Anglo-Dutch supermajor Shell is shelving plans for now to build three small-scale gas liquefaction plants in North America that would produce LNG for transportation fuel.
The company confirmed it will "pause the fabrication" of a facility in in Geismar, Louisiana as well as one in Sarnia, Ontario and at the existing Jumping Pound gas complex in outside Calgary.
Shell took a final investment decision on the projects last year.
"We believe there is a considerable opportunity for Shell globally and in North America in LNG as a transport fuel," a spokeswoman said in a statement. "Having said that, LNG for Transport is still an emerging market, and we must be balanced in our approach.
"We continue to adapt to the growing demand from sectors like marine and on-road while evaluating the most promising locations and opportunities.
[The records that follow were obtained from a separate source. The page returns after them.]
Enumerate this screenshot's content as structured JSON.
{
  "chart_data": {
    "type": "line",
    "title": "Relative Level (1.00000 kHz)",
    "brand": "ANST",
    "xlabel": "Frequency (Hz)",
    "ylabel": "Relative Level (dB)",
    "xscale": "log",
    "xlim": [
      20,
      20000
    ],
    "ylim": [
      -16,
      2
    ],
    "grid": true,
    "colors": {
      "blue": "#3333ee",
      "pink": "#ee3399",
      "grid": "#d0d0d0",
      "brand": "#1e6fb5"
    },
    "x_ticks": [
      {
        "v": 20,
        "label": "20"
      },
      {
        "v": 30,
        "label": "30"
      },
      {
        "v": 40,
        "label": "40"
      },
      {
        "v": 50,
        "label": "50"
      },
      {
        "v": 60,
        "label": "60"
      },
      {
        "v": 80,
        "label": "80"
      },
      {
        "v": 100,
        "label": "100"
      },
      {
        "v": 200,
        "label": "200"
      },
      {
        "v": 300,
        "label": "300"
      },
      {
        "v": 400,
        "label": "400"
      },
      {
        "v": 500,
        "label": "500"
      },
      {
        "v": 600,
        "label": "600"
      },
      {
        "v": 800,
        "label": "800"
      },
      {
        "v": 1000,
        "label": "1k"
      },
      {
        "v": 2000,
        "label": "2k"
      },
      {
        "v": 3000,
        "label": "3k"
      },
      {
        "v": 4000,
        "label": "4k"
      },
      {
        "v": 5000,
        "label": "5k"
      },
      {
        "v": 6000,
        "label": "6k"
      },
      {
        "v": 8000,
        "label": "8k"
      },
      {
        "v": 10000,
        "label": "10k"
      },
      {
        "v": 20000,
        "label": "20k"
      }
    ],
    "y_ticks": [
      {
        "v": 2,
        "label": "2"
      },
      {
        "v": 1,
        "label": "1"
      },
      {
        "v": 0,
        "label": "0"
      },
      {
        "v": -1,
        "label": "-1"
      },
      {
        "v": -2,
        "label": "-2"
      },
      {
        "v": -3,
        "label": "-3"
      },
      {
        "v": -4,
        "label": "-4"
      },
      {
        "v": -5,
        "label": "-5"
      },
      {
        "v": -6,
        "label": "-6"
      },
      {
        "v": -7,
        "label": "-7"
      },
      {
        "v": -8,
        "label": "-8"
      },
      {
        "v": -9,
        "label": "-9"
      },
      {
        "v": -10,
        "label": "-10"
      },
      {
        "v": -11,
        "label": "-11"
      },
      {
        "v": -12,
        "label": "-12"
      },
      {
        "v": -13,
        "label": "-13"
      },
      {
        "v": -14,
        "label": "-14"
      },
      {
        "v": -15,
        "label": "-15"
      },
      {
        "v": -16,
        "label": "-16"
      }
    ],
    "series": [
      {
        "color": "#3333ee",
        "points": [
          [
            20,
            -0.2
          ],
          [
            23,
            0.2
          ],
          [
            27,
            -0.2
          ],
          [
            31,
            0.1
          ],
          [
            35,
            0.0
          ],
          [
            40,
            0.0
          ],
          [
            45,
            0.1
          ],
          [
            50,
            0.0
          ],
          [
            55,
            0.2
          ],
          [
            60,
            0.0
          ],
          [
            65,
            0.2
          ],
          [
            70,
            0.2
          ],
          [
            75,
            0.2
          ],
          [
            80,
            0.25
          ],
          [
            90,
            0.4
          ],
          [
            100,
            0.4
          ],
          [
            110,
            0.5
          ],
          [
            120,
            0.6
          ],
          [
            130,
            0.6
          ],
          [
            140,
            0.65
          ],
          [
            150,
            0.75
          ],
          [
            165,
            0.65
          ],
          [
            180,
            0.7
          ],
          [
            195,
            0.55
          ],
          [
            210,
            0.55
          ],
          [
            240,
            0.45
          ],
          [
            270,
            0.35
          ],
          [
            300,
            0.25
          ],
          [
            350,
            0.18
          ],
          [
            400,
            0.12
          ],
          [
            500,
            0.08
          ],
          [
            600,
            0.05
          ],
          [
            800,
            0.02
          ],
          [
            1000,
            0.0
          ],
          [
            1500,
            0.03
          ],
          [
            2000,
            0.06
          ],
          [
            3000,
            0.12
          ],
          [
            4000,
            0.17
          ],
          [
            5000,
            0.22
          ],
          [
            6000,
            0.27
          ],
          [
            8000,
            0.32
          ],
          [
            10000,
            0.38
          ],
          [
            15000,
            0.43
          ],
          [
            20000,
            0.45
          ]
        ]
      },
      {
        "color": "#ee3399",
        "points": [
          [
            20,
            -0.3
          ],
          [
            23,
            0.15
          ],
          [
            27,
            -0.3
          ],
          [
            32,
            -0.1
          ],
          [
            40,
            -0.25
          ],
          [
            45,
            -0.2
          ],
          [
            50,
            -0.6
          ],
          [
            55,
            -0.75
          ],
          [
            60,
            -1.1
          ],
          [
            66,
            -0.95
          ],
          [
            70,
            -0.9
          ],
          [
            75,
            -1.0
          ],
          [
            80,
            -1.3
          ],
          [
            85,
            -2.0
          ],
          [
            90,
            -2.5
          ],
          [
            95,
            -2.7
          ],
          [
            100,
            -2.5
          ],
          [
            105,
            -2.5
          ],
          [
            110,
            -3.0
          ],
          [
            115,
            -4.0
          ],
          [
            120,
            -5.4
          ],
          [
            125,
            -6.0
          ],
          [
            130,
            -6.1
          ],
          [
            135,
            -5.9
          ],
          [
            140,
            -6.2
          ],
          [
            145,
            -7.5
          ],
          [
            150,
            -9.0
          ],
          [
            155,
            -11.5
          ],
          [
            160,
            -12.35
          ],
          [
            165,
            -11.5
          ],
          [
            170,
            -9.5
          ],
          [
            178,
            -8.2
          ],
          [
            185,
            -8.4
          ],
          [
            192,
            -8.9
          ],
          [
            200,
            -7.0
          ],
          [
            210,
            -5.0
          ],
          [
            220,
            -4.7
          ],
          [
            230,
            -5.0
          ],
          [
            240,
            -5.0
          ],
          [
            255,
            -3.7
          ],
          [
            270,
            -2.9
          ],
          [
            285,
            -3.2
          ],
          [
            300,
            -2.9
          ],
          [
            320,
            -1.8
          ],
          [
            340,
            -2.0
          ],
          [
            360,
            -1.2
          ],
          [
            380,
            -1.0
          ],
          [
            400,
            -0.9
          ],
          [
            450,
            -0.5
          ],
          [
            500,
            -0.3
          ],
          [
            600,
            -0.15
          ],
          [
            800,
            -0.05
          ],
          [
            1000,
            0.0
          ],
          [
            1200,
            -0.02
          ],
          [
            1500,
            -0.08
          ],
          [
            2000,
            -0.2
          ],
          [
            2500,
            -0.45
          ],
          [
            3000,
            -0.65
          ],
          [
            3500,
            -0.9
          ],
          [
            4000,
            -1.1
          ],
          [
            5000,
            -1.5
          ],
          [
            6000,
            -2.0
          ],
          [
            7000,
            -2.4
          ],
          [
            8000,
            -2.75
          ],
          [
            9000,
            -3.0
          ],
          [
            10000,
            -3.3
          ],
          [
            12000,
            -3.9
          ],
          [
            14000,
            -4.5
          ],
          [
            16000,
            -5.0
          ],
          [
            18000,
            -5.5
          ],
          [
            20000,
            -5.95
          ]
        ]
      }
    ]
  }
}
It said it will continue to "review" opportunities, but must "ensure our LNG for Transport portfolio is flexible enough" to stay competitive.
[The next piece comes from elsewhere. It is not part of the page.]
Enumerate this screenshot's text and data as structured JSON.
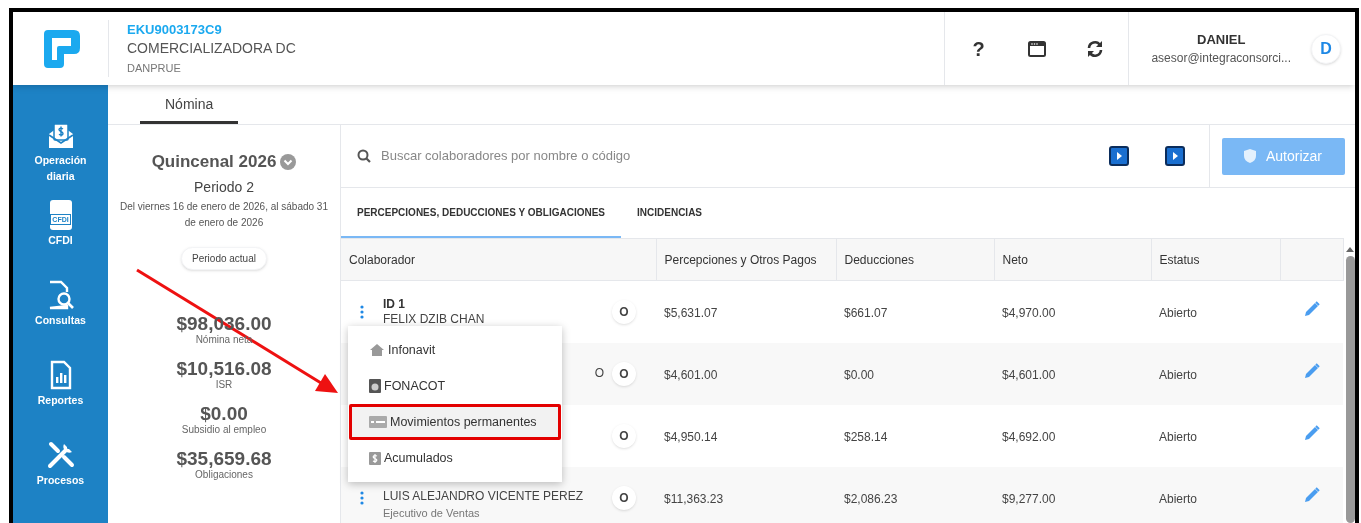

The Sarnia complex would have produced about 0.3 million tonnes per annum, while the other two would have produced about 0.25 mtpa.
The units were due to be in operation by 2015 or 2016.
Shell has previously ditched gas projects in North America, following the $2 billion write-down on shale assets it took last year.
In December, Shell said it was backing out of plans to build a multibillion-dollar gas-to-liquids plant in Louisiana due to rising costs.